He stopped walking when he fractured his hip. The surgery left him in recovery for weeks. When he started rehab, with his condition, re-learning to walk was a long shot. After several days it was clear he wasn’t able to take instructions and rehab wasn’t working.
My father is 92. His Alzheimer’s is so advanced now, he doesn’t know where he is. He doesn’t recognize me anymore. It took about 2-3 months for that to happen … the disease is tricky - it can go back and forth but when he finally didn’t recognize me …. I felt a part of him leave. Pieces of him are gone.
We decided to move him out of the house. He didn’t notice. It didn’t hurt him. He didn’t even know when he was at the hospital. We kept him at home, the same home he lived in for 60 years, for as long as we could which helped with his longevity. He never refused help, always remained gracious and didn’t stress much.
My parents gave us everything they could and we are doing the same for them. The only thing we can learn from this is that we have to take care of our elders. I’m not sure the system will be able to support the aging baby boomer demographic because it’s big and there will be more and more people suffering from this disease. All indications are there. It’s going to be a strain on the healthcare system.
There were many difficult days, but having all the help, all the professional caregiver’s with him, all the time, to take care for his basic needs sure helped to cope.

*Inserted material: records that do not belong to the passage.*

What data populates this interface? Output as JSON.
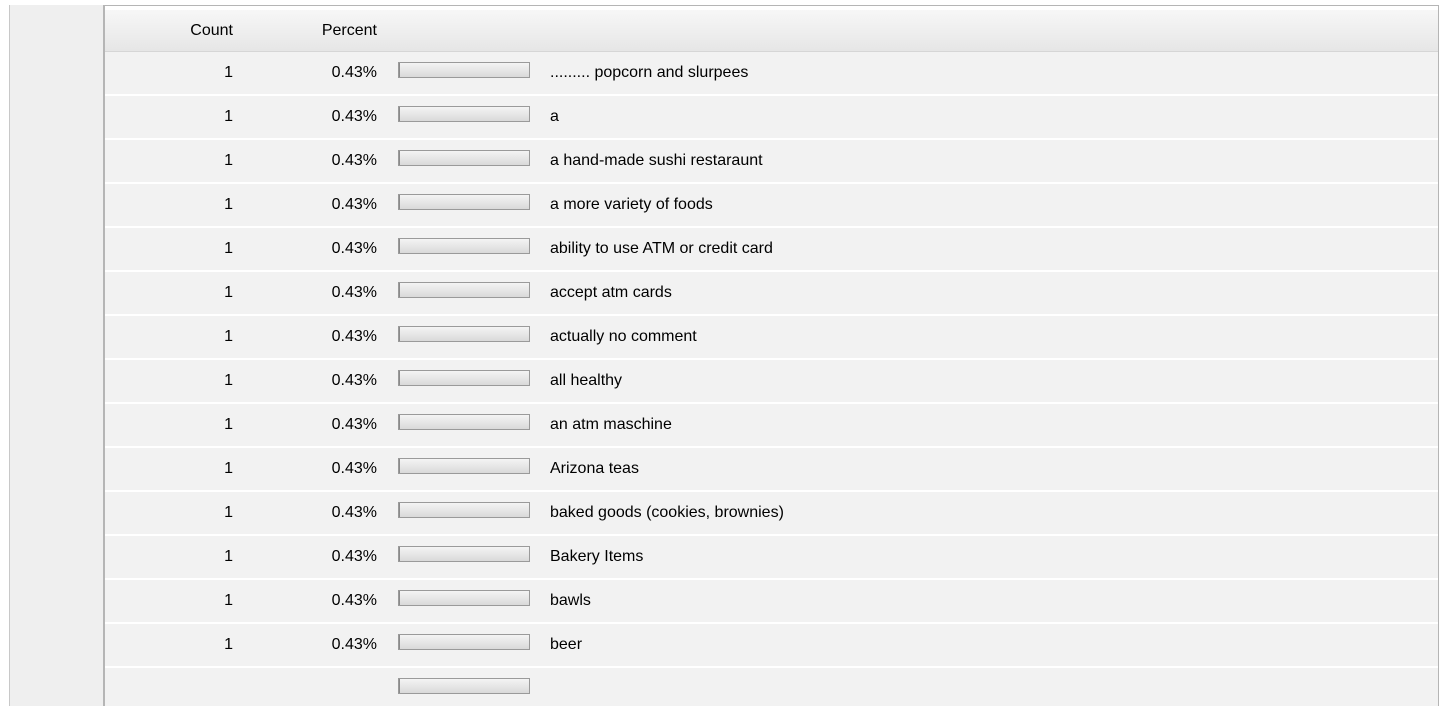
{
  "table": {
    "header": {
      "count": "Count",
      "percent": "Percent"
    },
    "rows": [
      {
        "count": "1",
        "percent": "0.43%",
        "bar_fraction": 0.0043,
        "label": "......... popcorn and slurpees"
      },
      {
        "count": "1",
        "percent": "0.43%",
        "bar_fraction": 0.0043,
        "label": "a"
      },
      {
        "count": "1",
        "percent": "0.43%",
        "bar_fraction": 0.0043,
        "label": "a hand-made sushi restaraunt"
      },
      {
        "count": "1",
        "percent": "0.43%",
        "bar_fraction": 0.0043,
        "label": "a more variety of foods"
      },
      {
        "count": "1",
        "percent": "0.43%",
        "bar_fraction": 0.0043,
        "label": "ability to use ATM or credit card"
      },
      {
        "count": "1",
        "percent": "0.43%",
        "bar_fraction": 0.0043,
        "label": "accept atm cards"
      },
      {
        "count": "1",
        "percent": "0.43%",
        "bar_fraction": 0.0043,
        "label": "actually no comment"
      },
      {
        "count": "1",
        "percent": "0.43%",
        "bar_fraction": 0.0043,
        "label": "all healthy"
      },
      {
        "count": "1",
        "percent": "0.43%",
        "bar_fraction": 0.0043,
        "label": "an atm maschine"
      },
      {
        "count": "1",
        "percent": "0.43%",
        "bar_fraction": 0.0043,
        "label": "Arizona teas"
      },
      {
        "count": "1",
        "percent": "0.43%",
        "bar_fraction": 0.0043,
        "label": "baked goods (cookies, brownies)"
      },
      {
        "count": "1",
        "percent": "0.43%",
        "bar_fraction": 0.0043,
        "label": "Bakery Items"
      },
      {
        "count": "1",
        "percent": "0.43%",
        "bar_fraction": 0.0043,
        "label": "bawls"
      },
      {
        "count": "1",
        "percent": "0.43%",
        "bar_fraction": 0.0043,
        "label": "beer"
      }
    ],
    "partial_row": {
      "count": "",
      "percent": "",
      "bar_fraction": 0.0043,
      "label": ""
    }
  },
  "colors": {
    "row_background": "#f2f2f2",
    "bar_border": "#9a9a9a",
    "header_background": "#e6e6e6"
  }
}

I saw Half Dome, Yosemite National Park on a Microsoft desktop background and something called me to it. I decided that I would challenge myself and hike to its summit. The trek starts in September. I will be accompanied by my daughter Geneviève. We’re honoring the trek to raise funds for the Federation of Quebec Alzheimer Societies (FQAS). It’s so easy to ask for pledges. The Federation helps to support those afflicted by the disease and their loved ones and they do an outstanding job. We have relied on the FQAS during the entire 20 years of my father’s diagnosis. Our goal is to raise $25,000. We already have $17,000.
I know I am a good candidate for Alzheimer’s. It’s in my family, my grandfather had it too. It’s in my genes, you know. I never looked into the aspect of prevention from a younger age. I just never really did.
And…. I don’t think I want to know.
I believe that if you stay active, you eat healthily, you exercise your brain, you read, in all due respect, with all the research, we don’t know exactly what causes this disease.
I can’t live my life based on actions because I am trying to avoid a sickness or the potential of this or that problem. I want to live positively, not bound by fear. Because, I prefer to focus on the enjoyment of life, and I think that’s the way it’s supposed to be.
If you would like to support André’s mission to summit Half Dome, please follow the link to his donation page. Every donation helps. https://www.canadahelps.org/fr/pages/escalade-du-half-dome-pour-lalzheimer
As told to Cheryl Goss exclusively for Home Care Assistance Montreal transcript edited and condensed for clarity.